**The task:** Below are some records; repeat them all exactly, minus the pictures.

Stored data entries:
#####
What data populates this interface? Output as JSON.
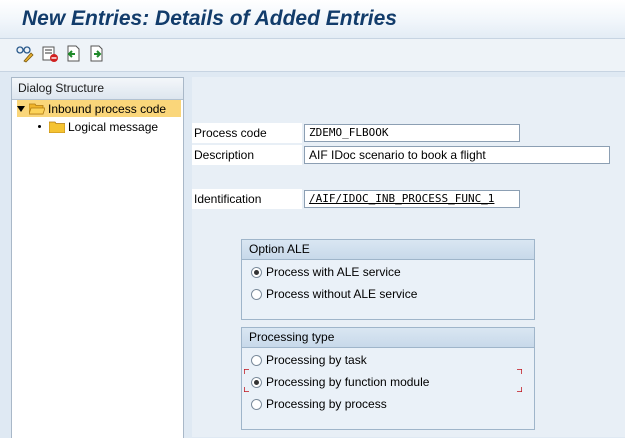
{
  "window": {
    "title": "New Entries: Details of Added Entries"
  },
  "toolbar": {
    "buttons": [
      {
        "icon": "glasses-change-icon"
      },
      {
        "icon": "delete-entry-icon"
      },
      {
        "icon": "previous-entry-icon"
      },
      {
        "icon": "next-entry-icon"
      }
    ]
  },
  "dialog_structure": {
    "header": "Dialog Structure",
    "items": [
      {
        "label": "Inbound process code",
        "expanded": true,
        "selected": true
      },
      {
        "label": "Logical message",
        "selected": false
      }
    ]
  },
  "form": {
    "process_code": {
      "label": "Process code",
      "value": "ZDEMO_FLBOOK"
    },
    "description": {
      "label": "Description",
      "value": "AIF IDoc scenario to book a flight"
    },
    "identification": {
      "label": "Identification",
      "value": "/AIF/IDOC_INB_PROCESS_FUNC_1"
    }
  },
  "option_ale": {
    "title": "Option ALE",
    "options": [
      {
        "label": "Process with ALE service",
        "checked": true
      },
      {
        "label": "Process without ALE service",
        "checked": false
      }
    ]
  },
  "processing_type": {
    "title": "Processing type",
    "options": [
      {
        "label": "Processing by task",
        "checked": false
      },
      {
        "label": "Processing by function module",
        "checked": true
      },
      {
        "label": "Processing by process",
        "checked": false
      }
    ]
  },
  "colors": {
    "title_text": "#123c6b",
    "selection": "#fad67a",
    "folder": "#f5c332",
    "focus_bracket": "#c0141c"
  }
}
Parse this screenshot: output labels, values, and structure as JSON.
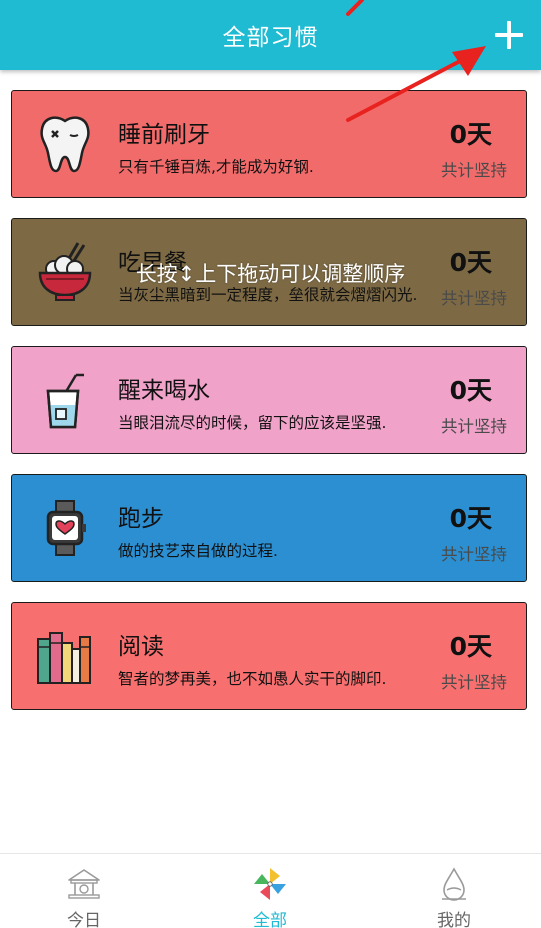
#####
**Response area:**
What data populates this interface? Output as JSON.
{
  "window": {
    "title": "New Entries: Details of Added Entries"
  },
  "toolbar": {
    "buttons": [
      {
        "icon": "glasses-change-icon"
      },
      {
        "icon": "delete-entry-icon"
      },
      {
        "icon": "previous-entry-icon"
      },
      {
        "icon": "next-entry-icon"
      }
    ]
  },
  "dialog_structure": {
    "header": "Dialog Structure",
    "items": [
      {
        "label": "Inbound process code",
        "expanded": true,
        "selected": true
      },
      {
        "label": "Logical message",
        "selected": false
      }
    ]
  },
  "form": {
    "process_code": {
      "label": "Process code",
      "value": "ZDEMO_FLBOOK"
    },
    "description": {
      "label": "Description",
      "value": "AIF IDoc scenario to book a flight"
    },
    "identification": {
      "label": "Identification",
      "value": "/AIF/IDOC_INB_PROCESS_FUNC_1"
    }
  },
  "option_ale": {
    "title": "Option ALE",
    "options": [
      {
        "label": "Process with ALE service",
        "checked": true
      },
      {
        "label": "Process without ALE service",
        "checked": false
      }
    ]
  },
  "processing_type": {
    "title": "Processing type",
    "options": [
      {
        "label": "Processing by task",
        "checked": false
      },
      {
        "label": "Processing by function module",
        "checked": true
      },
      {
        "label": "Processing by process",
        "checked": false
      }
    ]
  },
  "colors": {
    "title_text": "#123c6b",
    "selection": "#fad67a",
    "folder": "#f5c332",
    "focus_bracket": "#c0141c"
  }
}
Parse this screenshot: output labels, values, and structure as JSON.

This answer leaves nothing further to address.